PROBLEM TO WORK ON: The number of lines holding "JSON" in the listing below is all you should give.

PROVIDED ENTRIES:

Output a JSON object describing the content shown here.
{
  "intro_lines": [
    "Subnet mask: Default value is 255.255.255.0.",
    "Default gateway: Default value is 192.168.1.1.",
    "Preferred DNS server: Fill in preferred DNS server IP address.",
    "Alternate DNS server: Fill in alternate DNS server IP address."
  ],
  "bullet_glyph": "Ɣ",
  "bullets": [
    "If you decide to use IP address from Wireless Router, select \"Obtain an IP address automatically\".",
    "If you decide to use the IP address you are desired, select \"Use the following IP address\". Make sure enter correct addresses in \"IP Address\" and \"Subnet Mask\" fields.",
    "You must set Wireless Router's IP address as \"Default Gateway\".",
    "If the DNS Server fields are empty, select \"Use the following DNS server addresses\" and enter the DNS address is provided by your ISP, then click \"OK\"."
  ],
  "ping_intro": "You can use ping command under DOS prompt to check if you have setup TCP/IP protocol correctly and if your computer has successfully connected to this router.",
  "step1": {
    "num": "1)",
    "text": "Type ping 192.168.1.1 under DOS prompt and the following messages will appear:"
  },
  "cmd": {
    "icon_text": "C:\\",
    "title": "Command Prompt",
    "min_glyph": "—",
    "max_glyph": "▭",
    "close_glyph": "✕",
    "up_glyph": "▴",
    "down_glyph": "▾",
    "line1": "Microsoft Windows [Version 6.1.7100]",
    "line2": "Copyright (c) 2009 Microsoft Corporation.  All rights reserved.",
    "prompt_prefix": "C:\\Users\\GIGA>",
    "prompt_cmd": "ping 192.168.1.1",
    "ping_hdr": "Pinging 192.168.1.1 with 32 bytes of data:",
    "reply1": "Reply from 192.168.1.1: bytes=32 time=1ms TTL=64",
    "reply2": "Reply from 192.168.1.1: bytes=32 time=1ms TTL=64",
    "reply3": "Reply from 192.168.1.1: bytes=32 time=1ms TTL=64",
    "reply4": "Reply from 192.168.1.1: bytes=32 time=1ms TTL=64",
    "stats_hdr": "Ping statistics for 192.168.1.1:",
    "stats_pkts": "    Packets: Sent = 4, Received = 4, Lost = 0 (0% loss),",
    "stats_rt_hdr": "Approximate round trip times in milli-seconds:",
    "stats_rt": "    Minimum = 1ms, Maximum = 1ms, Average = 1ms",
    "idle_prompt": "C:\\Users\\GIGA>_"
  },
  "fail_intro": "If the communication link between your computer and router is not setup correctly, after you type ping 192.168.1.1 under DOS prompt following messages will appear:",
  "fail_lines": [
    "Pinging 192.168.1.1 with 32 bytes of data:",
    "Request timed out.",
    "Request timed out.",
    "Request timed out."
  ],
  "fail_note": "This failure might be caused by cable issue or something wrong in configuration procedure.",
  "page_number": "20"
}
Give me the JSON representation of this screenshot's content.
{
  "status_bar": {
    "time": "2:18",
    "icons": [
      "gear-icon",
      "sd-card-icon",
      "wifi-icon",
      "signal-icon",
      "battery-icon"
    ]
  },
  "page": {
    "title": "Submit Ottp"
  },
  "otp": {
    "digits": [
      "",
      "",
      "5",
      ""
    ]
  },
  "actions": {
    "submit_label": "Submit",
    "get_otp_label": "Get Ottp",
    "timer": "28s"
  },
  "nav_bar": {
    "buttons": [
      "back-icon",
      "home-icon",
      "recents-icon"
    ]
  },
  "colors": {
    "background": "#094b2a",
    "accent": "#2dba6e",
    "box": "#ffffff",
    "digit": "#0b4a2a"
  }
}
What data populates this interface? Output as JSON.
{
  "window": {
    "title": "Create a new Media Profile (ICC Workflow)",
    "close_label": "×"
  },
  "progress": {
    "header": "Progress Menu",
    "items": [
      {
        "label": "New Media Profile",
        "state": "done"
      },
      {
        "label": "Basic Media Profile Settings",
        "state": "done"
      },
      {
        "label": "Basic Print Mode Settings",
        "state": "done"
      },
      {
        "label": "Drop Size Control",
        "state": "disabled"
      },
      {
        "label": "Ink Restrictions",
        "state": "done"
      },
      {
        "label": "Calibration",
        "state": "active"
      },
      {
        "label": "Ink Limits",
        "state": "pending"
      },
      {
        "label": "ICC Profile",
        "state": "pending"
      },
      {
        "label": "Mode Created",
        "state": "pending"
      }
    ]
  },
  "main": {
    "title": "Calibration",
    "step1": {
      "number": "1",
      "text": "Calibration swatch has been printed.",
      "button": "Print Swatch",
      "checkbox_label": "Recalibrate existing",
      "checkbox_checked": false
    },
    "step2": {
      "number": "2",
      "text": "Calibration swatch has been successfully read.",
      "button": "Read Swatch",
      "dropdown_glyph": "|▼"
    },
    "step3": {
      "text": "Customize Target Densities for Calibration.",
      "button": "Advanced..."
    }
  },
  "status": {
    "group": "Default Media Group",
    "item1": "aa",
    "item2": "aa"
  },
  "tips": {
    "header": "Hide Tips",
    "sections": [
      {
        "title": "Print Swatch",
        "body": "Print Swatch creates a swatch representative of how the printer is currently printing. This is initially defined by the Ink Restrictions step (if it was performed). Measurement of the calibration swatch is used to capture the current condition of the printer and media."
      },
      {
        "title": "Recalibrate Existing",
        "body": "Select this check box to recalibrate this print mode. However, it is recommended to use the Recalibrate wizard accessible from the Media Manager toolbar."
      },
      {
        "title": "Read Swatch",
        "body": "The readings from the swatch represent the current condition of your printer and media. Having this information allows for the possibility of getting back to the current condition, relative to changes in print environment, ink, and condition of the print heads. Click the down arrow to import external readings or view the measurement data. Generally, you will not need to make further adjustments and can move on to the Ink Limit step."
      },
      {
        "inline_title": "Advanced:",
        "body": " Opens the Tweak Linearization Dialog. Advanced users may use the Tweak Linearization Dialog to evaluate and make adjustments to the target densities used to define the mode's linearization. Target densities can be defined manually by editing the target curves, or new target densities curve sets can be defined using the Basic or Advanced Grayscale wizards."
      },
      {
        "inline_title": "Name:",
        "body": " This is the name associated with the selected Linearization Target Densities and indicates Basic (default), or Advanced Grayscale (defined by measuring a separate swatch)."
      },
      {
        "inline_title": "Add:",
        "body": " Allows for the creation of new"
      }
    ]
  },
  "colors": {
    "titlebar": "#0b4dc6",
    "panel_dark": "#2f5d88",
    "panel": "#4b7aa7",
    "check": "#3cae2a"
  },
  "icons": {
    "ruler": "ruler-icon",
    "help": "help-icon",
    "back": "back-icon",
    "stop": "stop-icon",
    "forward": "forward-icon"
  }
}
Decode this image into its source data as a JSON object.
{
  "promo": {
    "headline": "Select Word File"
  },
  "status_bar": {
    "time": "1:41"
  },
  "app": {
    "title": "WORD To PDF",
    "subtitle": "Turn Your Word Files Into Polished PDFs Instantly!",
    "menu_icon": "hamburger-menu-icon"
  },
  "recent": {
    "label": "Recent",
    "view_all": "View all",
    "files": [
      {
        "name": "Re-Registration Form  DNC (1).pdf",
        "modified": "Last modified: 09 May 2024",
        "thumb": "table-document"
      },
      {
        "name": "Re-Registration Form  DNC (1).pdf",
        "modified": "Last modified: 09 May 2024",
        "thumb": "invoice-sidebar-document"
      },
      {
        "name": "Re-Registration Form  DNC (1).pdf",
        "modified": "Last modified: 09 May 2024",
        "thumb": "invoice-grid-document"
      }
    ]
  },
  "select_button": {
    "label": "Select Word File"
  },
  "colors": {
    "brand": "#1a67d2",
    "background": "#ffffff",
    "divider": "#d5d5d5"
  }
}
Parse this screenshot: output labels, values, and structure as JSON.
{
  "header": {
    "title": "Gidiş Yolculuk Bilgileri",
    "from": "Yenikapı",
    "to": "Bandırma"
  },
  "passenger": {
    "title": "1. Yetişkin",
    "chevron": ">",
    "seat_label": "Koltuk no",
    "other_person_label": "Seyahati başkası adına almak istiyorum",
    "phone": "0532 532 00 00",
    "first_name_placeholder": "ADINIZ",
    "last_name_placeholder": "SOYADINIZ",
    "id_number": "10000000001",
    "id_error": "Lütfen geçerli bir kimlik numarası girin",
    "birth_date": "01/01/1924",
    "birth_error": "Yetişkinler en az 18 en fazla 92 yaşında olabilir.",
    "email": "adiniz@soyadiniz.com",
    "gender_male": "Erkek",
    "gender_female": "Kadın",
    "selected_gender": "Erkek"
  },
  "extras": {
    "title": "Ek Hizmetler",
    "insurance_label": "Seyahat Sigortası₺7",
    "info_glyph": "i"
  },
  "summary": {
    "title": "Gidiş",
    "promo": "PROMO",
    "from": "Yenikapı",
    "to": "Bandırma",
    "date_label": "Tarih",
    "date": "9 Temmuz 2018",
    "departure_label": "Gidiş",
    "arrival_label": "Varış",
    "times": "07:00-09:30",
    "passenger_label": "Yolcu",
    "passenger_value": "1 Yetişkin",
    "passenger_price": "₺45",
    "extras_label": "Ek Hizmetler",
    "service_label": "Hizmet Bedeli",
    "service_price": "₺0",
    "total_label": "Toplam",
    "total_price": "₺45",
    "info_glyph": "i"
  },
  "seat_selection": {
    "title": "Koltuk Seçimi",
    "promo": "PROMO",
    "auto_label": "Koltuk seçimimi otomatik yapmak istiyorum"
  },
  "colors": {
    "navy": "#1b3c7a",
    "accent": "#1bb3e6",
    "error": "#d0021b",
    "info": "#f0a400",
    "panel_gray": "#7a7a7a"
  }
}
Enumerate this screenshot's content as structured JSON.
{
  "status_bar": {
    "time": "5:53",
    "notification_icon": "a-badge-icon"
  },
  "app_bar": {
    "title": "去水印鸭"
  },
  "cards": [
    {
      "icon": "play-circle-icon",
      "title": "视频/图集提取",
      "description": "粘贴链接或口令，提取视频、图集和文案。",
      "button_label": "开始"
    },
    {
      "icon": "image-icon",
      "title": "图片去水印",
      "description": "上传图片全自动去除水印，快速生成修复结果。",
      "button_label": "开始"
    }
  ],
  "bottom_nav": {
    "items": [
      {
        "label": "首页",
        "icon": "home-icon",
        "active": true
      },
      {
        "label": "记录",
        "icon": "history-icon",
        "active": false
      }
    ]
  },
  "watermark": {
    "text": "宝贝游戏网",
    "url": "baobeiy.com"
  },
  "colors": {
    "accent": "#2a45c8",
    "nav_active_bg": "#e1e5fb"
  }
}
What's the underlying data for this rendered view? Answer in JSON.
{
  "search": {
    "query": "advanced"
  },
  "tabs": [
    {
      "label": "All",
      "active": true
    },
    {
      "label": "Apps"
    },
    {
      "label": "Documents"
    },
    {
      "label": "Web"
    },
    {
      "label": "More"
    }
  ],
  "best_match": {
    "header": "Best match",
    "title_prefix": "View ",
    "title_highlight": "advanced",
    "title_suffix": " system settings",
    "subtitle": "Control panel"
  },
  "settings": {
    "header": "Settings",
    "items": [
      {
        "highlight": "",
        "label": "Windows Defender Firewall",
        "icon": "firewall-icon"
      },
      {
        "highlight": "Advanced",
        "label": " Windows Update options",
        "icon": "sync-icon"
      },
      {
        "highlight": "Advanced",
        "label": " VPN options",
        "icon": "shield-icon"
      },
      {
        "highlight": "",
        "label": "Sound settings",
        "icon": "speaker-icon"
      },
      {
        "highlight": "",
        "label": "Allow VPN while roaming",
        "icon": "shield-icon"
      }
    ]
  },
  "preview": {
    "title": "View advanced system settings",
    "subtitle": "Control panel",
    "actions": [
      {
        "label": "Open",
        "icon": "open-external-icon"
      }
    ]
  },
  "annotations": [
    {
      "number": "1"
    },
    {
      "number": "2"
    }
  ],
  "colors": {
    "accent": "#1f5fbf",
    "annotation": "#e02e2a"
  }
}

ANSWER TO THIS EXERCISE: 7